What a great thing it is to "start right" in life. Every young man can see that the first steps lead to the last, with all except his own. No, his little prevarications and dodging will not make him a liar, but he can see that they surely will in John Smith's case. He can see that others are idle and on the road to ruin, but cannot see it in his own case.
There is a wonderful relation between bad habits. They all belong to the same family. If you take in one, no matter how small or insignificant it may seem, you will soon have the whole. A man who has formed the habit of laziness or idleness will soon be late at his engagements; a man who does not meet his engagements will dodge, apologize, prevaricate, and lie.
You have seen a ship out in the bay swinging with the tide and the waves; the sails are all up, and you wonder why it does not move, but it cannot, for down beneath the water it is anchored. So we often see a young man apparently well equipped, well educated, and we wonder that he does not advance toward manhood and character. But, alas! We find that he is anchored to some secret vice, and he can never advance until he cuts loose.
The devil does not apply his match to the hard coal; but he first lights the shavings of innocent sins and the shavings the wood, and the wood the coal. Sin is gradual. It does not break out on a man until it has long circulated through his system. Murder, adultery, theft, is not committed in deed until they have been committed in thought again and again.
"Don't write there," said a man to a boy who was writing with a diamond pin on a pane of glass in the window of a hotel. "Why not?" inquired the boy. "You can't rub it out." Yet the glass might have been broken and all trace of the writing lost, but things written upon the human soul can never be removed, for the tablet is immortal.
A young man stood listlessly watching some anglers on a bridge. He was poor and dejected. At length, approaching a basket filled with fish, he sighed, and “If now I had these I would be happy. I could sell them and buy food and lodgings." "I will give you just as many and just as good," said the owner, who chanced to overhear his words, "if you will do me a trifling favor." "And what is that?" asked the other. "Only to tend this line till I come back; I wish to go on a short errand." The proposal was gladly accepted. The old man was gone so long that the young man began to get impatient. Meanwhile the fish snapped greedily at the hook, and he lost all his depression in the excitement of pulling them in. When the owner returned he had caught a large number. Counting out from them as many as were in the basket, and presenting them to the youth, the old fisherman said, "I fulfill my promise from the fish you have caught, to teach you whenever you see others earning what you need to waste no time in foolish wishing, but cast a line for yourself."
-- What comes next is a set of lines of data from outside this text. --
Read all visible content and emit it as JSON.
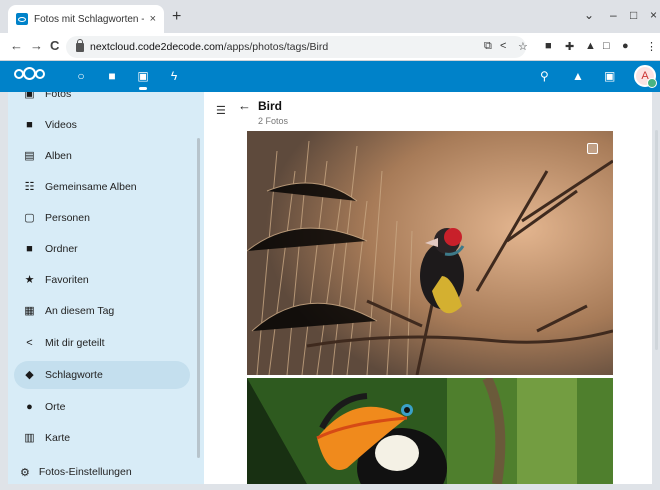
{
  "browser": {
    "tab_title": "Fotos mit Schlagworten - Fo",
    "tab_close": "×",
    "new_tab": "+",
    "url_host": "nextcloud.code2decode.com",
    "url_path": "/apps/photos/tags/Bird",
    "nav": {
      "back": "←",
      "forward": "→",
      "reload": "C"
    },
    "window": {
      "chevron": "⌄",
      "minimize": "–",
      "maximize": "□",
      "close": "×"
    }
  },
  "header": {
    "apps": [
      {
        "name": "dashboard",
        "icon": "○"
      },
      {
        "name": "files",
        "icon": "■"
      },
      {
        "name": "photos",
        "icon": "▣"
      },
      {
        "name": "activity",
        "icon": "ϟ"
      }
    ],
    "avatar_initial": "A"
  },
  "sidebar": {
    "items": [
      {
        "label": "Fotos",
        "icon": "▣"
      },
      {
        "label": "Videos",
        "icon": "■"
      },
      {
        "label": "Alben",
        "icon": "▤"
      },
      {
        "label": "Gemeinsame Alben",
        "icon": "☷"
      },
      {
        "label": "Personen",
        "icon": "▢"
      },
      {
        "label": "Ordner",
        "icon": "■"
      },
      {
        "label": "Favoriten",
        "icon": "★"
      },
      {
        "label": "An diesem Tag",
        "icon": "▦"
      },
      {
        "label": "Mit dir geteilt",
        "icon": "<"
      },
      {
        "label": "Schlagworte",
        "icon": "◆"
      },
      {
        "label": "Orte",
        "icon": "●"
      },
      {
        "label": "Karte",
        "icon": "▥"
      }
    ],
    "settings_label": "Fotos-Einstellungen",
    "active_index": 9
  },
  "main": {
    "title": "Bird",
    "count": "2 Fotos",
    "photos": [
      {
        "subject": "bird-on-branch-photo"
      },
      {
        "subject": "toucan-photo"
      }
    ]
  }
}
Every bit of education or culture is of great advantage in the struggle for existence. The microscope does not create anything new, but it reveals marvels. To educate the eye adds to its magnifying power until it sees beauty where before it saw only ugliness. It reveals a world we never suspected, and finds the greatest beauty even in the commonest things. The eye of an Agassiz could see worlds which the uneducated eye never dreamed of. The cultured hand can do a thousand things the uneducated hand cannot do. It becomes graceful, steady of nerve, strong, skillful, indeed it almost seems to think, so animated is it with intelligence. The cultured will can seize, grasp, and hold the possessor, with irresistible power and nerve, to almost superhuman effort. The educated touch can almost perform miracles. The educated taste can achieve wonders almost past belief. What a contrast this, between the cultured, logical, profound, masterly reason of a Gladstone and that of the hod-carrier who has never developed or educated his reason beyond what is necessary to enable him to mix mortar and carry brick.
(Adapted from The Project Gutenberg EBook of Architects of Fate, by Orison Swett Marden)


No comments: